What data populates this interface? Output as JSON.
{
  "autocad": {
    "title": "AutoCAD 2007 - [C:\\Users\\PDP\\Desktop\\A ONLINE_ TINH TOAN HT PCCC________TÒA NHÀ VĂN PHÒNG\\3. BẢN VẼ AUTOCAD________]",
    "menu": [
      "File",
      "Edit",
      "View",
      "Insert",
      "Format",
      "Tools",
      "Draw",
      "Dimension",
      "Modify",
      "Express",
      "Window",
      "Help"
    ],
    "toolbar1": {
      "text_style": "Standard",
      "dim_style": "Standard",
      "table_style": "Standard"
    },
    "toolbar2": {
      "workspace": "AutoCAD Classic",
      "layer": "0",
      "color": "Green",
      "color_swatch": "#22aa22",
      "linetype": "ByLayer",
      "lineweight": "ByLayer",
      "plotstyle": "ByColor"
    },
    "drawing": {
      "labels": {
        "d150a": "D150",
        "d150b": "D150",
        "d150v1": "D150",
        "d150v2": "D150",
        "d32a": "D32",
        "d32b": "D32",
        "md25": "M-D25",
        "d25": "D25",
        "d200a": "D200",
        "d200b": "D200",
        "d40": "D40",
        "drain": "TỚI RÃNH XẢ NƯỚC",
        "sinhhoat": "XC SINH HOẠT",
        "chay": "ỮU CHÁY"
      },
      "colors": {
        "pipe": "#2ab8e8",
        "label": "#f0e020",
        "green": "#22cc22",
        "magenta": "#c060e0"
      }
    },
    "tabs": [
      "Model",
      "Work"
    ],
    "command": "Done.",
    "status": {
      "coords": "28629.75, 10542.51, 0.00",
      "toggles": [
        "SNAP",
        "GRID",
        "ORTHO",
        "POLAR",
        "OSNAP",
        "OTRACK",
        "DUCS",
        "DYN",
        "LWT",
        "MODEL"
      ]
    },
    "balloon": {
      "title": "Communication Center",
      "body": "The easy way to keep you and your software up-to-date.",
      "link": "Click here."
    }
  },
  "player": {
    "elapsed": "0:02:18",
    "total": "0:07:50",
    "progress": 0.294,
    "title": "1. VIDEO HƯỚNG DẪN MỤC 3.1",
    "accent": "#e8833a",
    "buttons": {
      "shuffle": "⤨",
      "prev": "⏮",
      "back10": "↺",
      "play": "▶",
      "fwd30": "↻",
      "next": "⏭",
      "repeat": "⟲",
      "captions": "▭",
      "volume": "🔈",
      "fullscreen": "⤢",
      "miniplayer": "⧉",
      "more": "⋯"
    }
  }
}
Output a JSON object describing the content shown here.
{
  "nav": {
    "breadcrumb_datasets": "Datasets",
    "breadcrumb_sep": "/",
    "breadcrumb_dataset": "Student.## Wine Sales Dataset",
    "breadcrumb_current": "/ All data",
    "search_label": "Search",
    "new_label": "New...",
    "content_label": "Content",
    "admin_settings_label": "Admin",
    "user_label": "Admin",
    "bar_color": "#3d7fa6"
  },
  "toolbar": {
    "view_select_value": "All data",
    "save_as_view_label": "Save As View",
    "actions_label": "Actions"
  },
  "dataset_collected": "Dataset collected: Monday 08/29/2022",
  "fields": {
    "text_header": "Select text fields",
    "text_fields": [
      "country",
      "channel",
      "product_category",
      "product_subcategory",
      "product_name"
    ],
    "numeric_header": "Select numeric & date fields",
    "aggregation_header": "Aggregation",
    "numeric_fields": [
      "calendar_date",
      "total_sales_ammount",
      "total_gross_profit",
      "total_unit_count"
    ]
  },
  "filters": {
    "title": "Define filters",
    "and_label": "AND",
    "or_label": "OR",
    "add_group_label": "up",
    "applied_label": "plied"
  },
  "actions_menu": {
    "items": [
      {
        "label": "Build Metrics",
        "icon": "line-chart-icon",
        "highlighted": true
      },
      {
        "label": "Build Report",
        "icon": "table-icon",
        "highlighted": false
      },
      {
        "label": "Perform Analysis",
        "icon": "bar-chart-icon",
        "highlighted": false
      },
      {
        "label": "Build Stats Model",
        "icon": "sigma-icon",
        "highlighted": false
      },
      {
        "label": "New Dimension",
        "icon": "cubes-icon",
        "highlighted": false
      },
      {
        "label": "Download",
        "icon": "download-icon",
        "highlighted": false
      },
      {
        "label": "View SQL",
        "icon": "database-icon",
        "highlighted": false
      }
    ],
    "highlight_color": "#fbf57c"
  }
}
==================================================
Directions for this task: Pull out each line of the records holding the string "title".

Output for this exercise:
    "title": "AutoCAD 2007 - [C:\\Users\\PDP\\Desktop\\A ONLINE_ TINH TOAN HT PCCC________TÒA NHÀ VĂN PHÒNG\\3. BẢN VẼ AUTOCAD________]",
      "title": "Communication Center",
    "title": "1. VIDEO HƯỚNG DẪN MỤC 3.1",
    "title": "Define filters",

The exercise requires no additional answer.